Moving from the curriculum's internal to its outer problems, a casual observer on the street is astonished to see a fishmonger folding pieces of fish in pages torn from a chemistry book bearing a 2007 copyright, when students first receive their books a week before mid-year exams.

It's surprising to meet teachers who can't write Crescent English sentences or who write English “Arabic style” from right to left and in a clockwise direction.

Many English teachers also neglect their various tools. “My teacher seldom tells us to use workbooks and he never plays cassettes for listening lessons,” one student comments.

Yemeni schoolteachers take qualifying courses that talented teachers – who know about classroom management, language games and teaching aids such as cards, wall charts and cassettes – would use to develop their students' minds.

Nevertheless, many teachers lack the “teacher's bag” that can facilitate teaching and it's a serious issue when teachers don't read references about English language teaching techniques for the classroom. Thus, all they are then are “walkie-talkies” and their students simply are listeners.
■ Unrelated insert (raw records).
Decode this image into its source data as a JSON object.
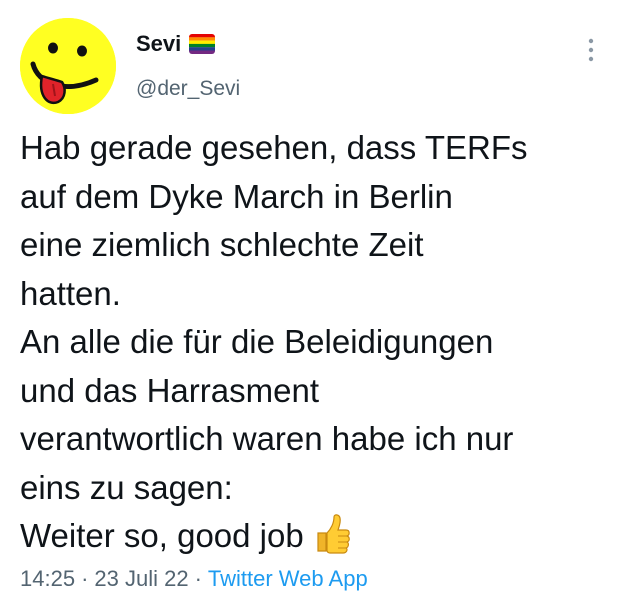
{
  "tweet": {
    "author": {
      "display_name": "Sevi",
      "handle": "@der_Sevi",
      "avatar_icon": "smiley-tongue-avatar",
      "badge_icon": "rainbow-flag-icon"
    },
    "more_icon": "vertical-dots-icon",
    "text_lines": [
      "Hab gerade gesehen, dass TERFs",
      "auf dem Dyke March in Berlin",
      "eine ziemlich schlechte Zeit",
      "hatten.",
      "An alle die für die Beleidigungen",
      "und das Harrasment",
      "verantwortlich waren habe ich nur",
      "eins zu sagen:",
      "Weiter so, good job"
    ],
    "emoji_icon": "thumbs-up-icon",
    "time": "14:25",
    "separator": "·",
    "date": "23 Juli 22",
    "source": "Twitter Web App",
    "colors": {
      "link": "#1d9bf0",
      "secondary_text": "#536471",
      "avatar_yellow": "#ffff22"
    }
  }
}
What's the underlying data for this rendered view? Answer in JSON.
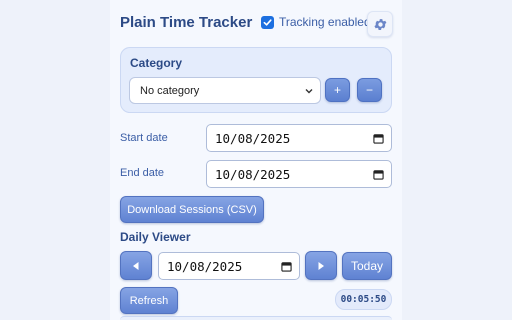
{
  "header": {
    "title": "Plain Time Tracker",
    "tracking_label": "Tracking enabled",
    "tracking_enabled": true,
    "settings_icon": "gear-icon"
  },
  "category": {
    "title": "Category",
    "selected": "No category",
    "add_label": "+",
    "remove_label": "−"
  },
  "range": {
    "start_label": "Start date",
    "start_value": "10/08/2025",
    "end_label": "End date",
    "end_value": "10/08/2025",
    "download_label": "Download Sessions (CSV)"
  },
  "daily": {
    "title": "Daily Viewer",
    "date_value": "10/08/2025",
    "today_label": "Today",
    "refresh_label": "Refresh",
    "timer": "00:05:50"
  },
  "colors": {
    "accent": "#5f82d2",
    "title": "#2c4a86",
    "panel": "#f5f8fe"
  }
}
Although inadequate, teacher training courses are up and running in many governorates; however, some teachers return to school with “negative” appreciation because most don't practice what they trained to do, as their aim in attending such courses purely was monetary. Overall, such teachers concentrate on the curriculum's quantity rather than its quality and his or her aim is to run the curriculum according to education ministerial policy, which seems to imply one lesson per day.

“Teaching procedures in training courses are interesting and helpful, but in order to practice them, one needs lots of time. One lesson may require three classes to complete; therefore, I can't go along with the ministerial plan,” Arabic teacher Naser Itran remarks.

At many schools, an observer will find the cart before the horse, with an English teacher teaching Arabic or science. “I've forgotten much of my English because I've been teaching science in grades 1 through 4 of basic education,” English teacher Yahya Gaed of Yarim admits.

In Yemen, the British Council and GTZ do their best to qualify teachers; however, they must send their own supervisors to schools to write reports about trained teachers and their actions. The Ministry of Education must include in its policies courses to qualify teachers by arranging intensive in-service training courses with the British Council and GTZ. It then needs to reward talented and experienced teachers by placing them in deserving posts.

Saleh Ahmed Al-Shumaily is an English teacher in Ibb.